--- START ---

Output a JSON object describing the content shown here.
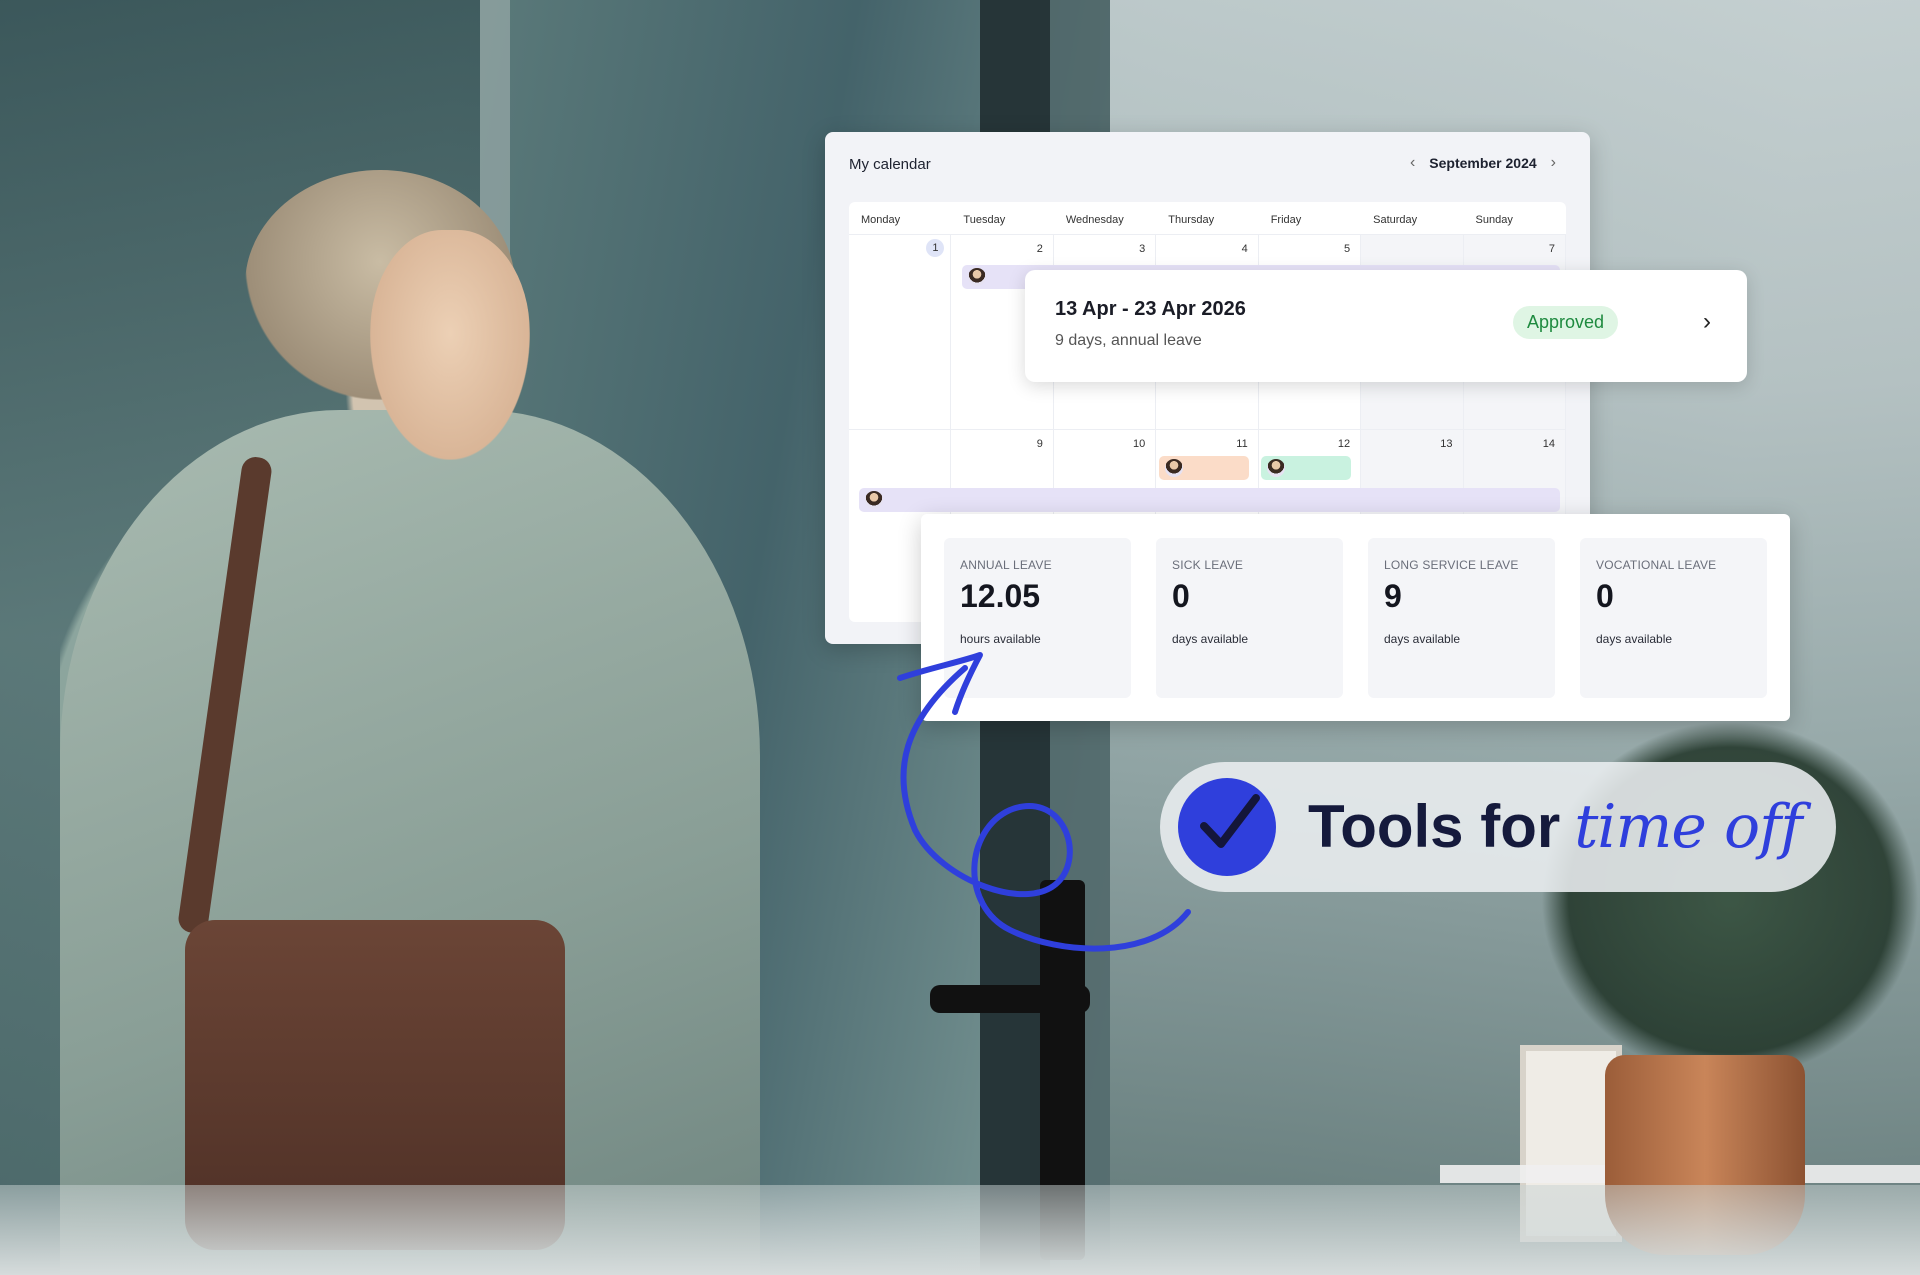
{
  "calendar": {
    "title": "My calendar",
    "month": "September 2024",
    "prev_icon": "chevron-left-icon",
    "next_icon": "chevron-right-icon",
    "weekdays": [
      "Monday",
      "Tuesday",
      "Wednesday",
      "Thursday",
      "Friday",
      "Saturday",
      "Sunday"
    ],
    "week1": [
      "1",
      "2",
      "3",
      "4",
      "5",
      "",
      "7"
    ],
    "week2": [
      "9",
      "10",
      "11",
      "12",
      "13",
      "14"
    ]
  },
  "request": {
    "dates": "13 Apr - 23 Apr 2026",
    "summary": "9 days, annual leave",
    "status": "Approved",
    "status_color": "#1e8a3f"
  },
  "balances": [
    {
      "label": "ANNUAL LEAVE",
      "value": "12.05",
      "unit": "hours available"
    },
    {
      "label": "SICK LEAVE",
      "value": "0",
      "unit": "days available"
    },
    {
      "label": "LONG SERVICE LEAVE",
      "value": "9",
      "unit": "days available"
    },
    {
      "label": "VOCATIONAL LEAVE",
      "value": "0",
      "unit": "days available"
    }
  ],
  "tagline": {
    "main": "Tools for",
    "script": "time off",
    "accent": "#2f3fdc"
  }
}
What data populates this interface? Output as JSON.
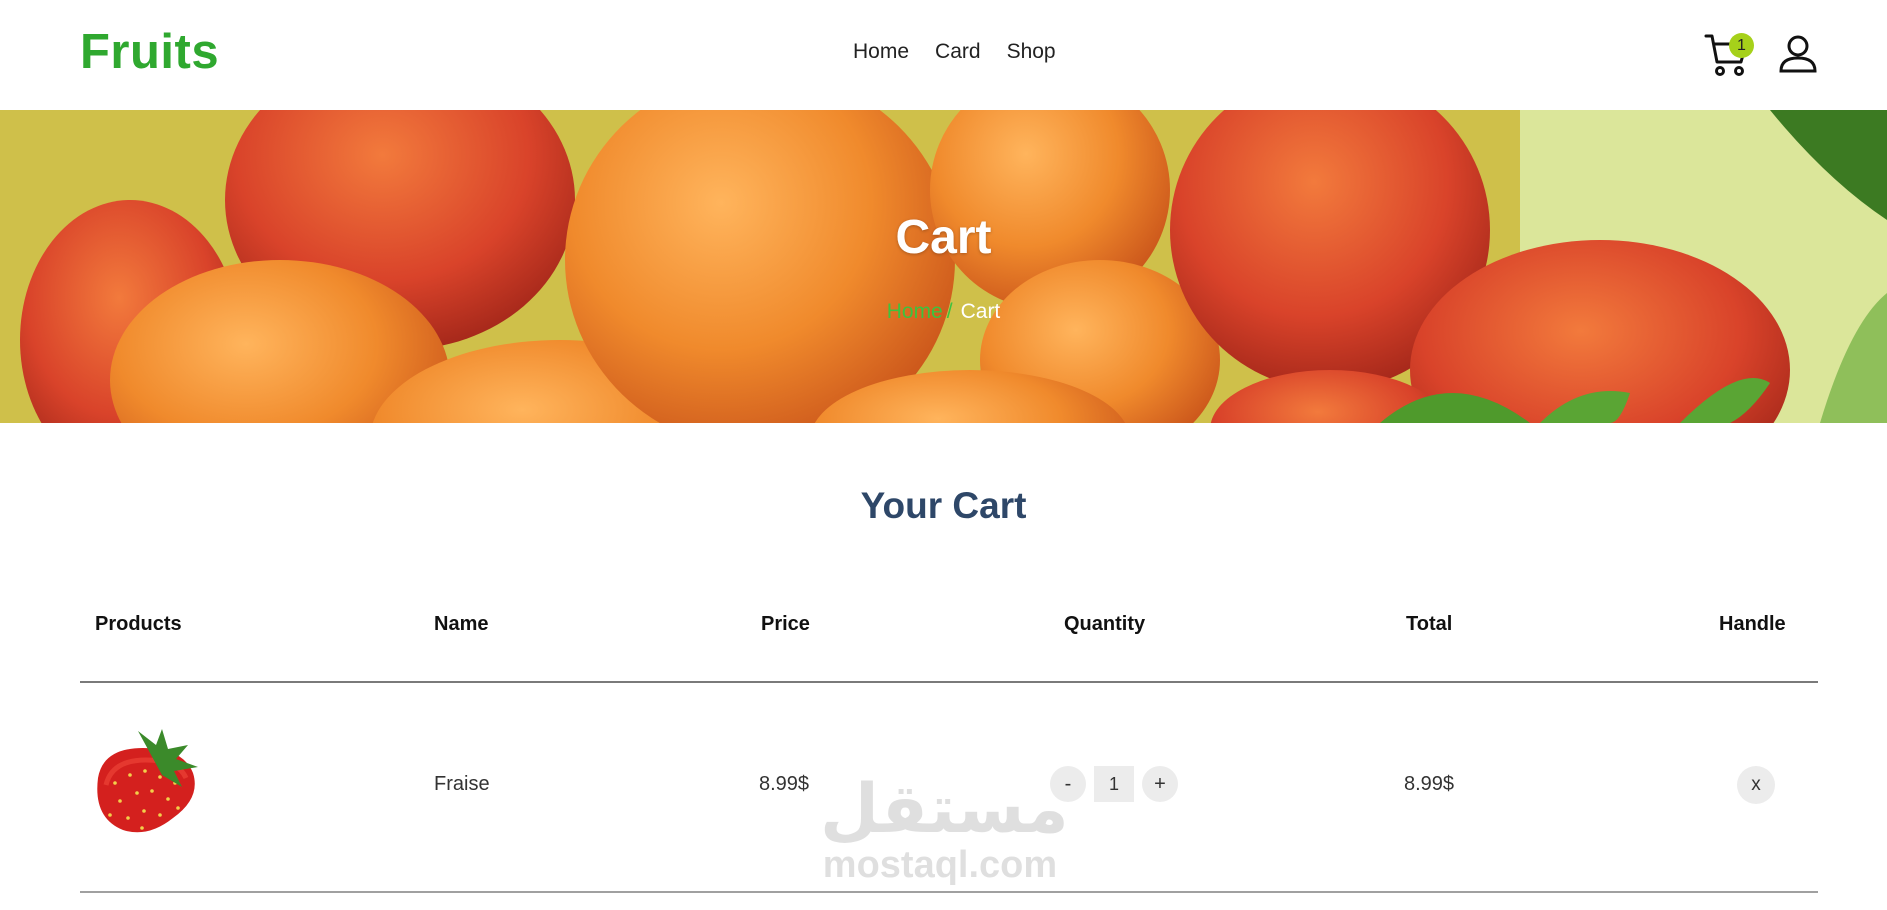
{
  "header": {
    "logo": "Fruits",
    "nav": [
      {
        "label": "Home"
      },
      {
        "label": "Card"
      },
      {
        "label": "Shop"
      }
    ],
    "cart_count": "1",
    "icons": {
      "cart": "cart-icon",
      "user": "user-icon"
    }
  },
  "hero": {
    "title": "Cart",
    "breadcrumb": {
      "home": "Home",
      "separator": "/",
      "current": "Cart"
    }
  },
  "section": {
    "title": "Your Cart"
  },
  "table": {
    "columns": [
      "Products",
      "Name",
      "Price",
      "Quantity",
      "Total",
      "Handle"
    ],
    "rows": [
      {
        "image": "strawberry",
        "name": "Fraise",
        "price": "8.99$",
        "quantity": "1",
        "total": "8.99$",
        "decrement": "-",
        "increment": "+",
        "remove": "x"
      }
    ]
  },
  "watermark": {
    "arabic": "مستقل",
    "latin": "mostaql.com"
  },
  "colors": {
    "brand": "#2fa82f",
    "badge": "#a6d11a",
    "title": "#2e4768",
    "crumb": "#3ec23e"
  }
}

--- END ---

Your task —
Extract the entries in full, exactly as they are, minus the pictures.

Response to this exercise —
Output a JSON object describing the content shown here.
{
  "calendar": {
    "title": "My calendar",
    "month": "September 2024",
    "prev_icon": "chevron-left-icon",
    "next_icon": "chevron-right-icon",
    "weekdays": [
      "Monday",
      "Tuesday",
      "Wednesday",
      "Thursday",
      "Friday",
      "Saturday",
      "Sunday"
    ],
    "week1": [
      "1",
      "2",
      "3",
      "4",
      "5",
      "",
      "7"
    ],
    "week2": [
      "9",
      "10",
      "11",
      "12",
      "13",
      "14"
    ]
  },
  "request": {
    "dates": "13 Apr - 23 Apr 2026",
    "summary": "9 days, annual leave",
    "status": "Approved",
    "status_color": "#1e8a3f"
  },
  "balances": [
    {
      "label": "ANNUAL LEAVE",
      "value": "12.05",
      "unit": "hours available"
    },
    {
      "label": "SICK LEAVE",
      "value": "0",
      "unit": "days available"
    },
    {
      "label": "LONG SERVICE LEAVE",
      "value": "9",
      "unit": "days available"
    },
    {
      "label": "VOCATIONAL LEAVE",
      "value": "0",
      "unit": "days available"
    }
  ],
  "tagline": {
    "main": "Tools for",
    "script": "time off",
    "accent": "#2f3fdc"
  }
}
What data populates this interface? Output as JSON.
{
  "header": {
    "logo": "Fruits",
    "nav": [
      {
        "label": "Home"
      },
      {
        "label": "Card"
      },
      {
        "label": "Shop"
      }
    ],
    "cart_count": "1",
    "icons": {
      "cart": "cart-icon",
      "user": "user-icon"
    }
  },
  "hero": {
    "title": "Cart",
    "breadcrumb": {
      "home": "Home",
      "separator": "/",
      "current": "Cart"
    }
  },
  "section": {
    "title": "Your Cart"
  },
  "table": {
    "columns": [
      "Products",
      "Name",
      "Price",
      "Quantity",
      "Total",
      "Handle"
    ],
    "rows": [
      {
        "image": "strawberry",
        "name": "Fraise",
        "price": "8.99$",
        "quantity": "1",
        "total": "8.99$",
        "decrement": "-",
        "increment": "+",
        "remove": "x"
      }
    ]
  },
  "watermark": {
    "arabic": "مستقل",
    "latin": "mostaql.com"
  },
  "colors": {
    "brand": "#2fa82f",
    "badge": "#a6d11a",
    "title": "#2e4768",
    "crumb": "#3ec23e"
  }
}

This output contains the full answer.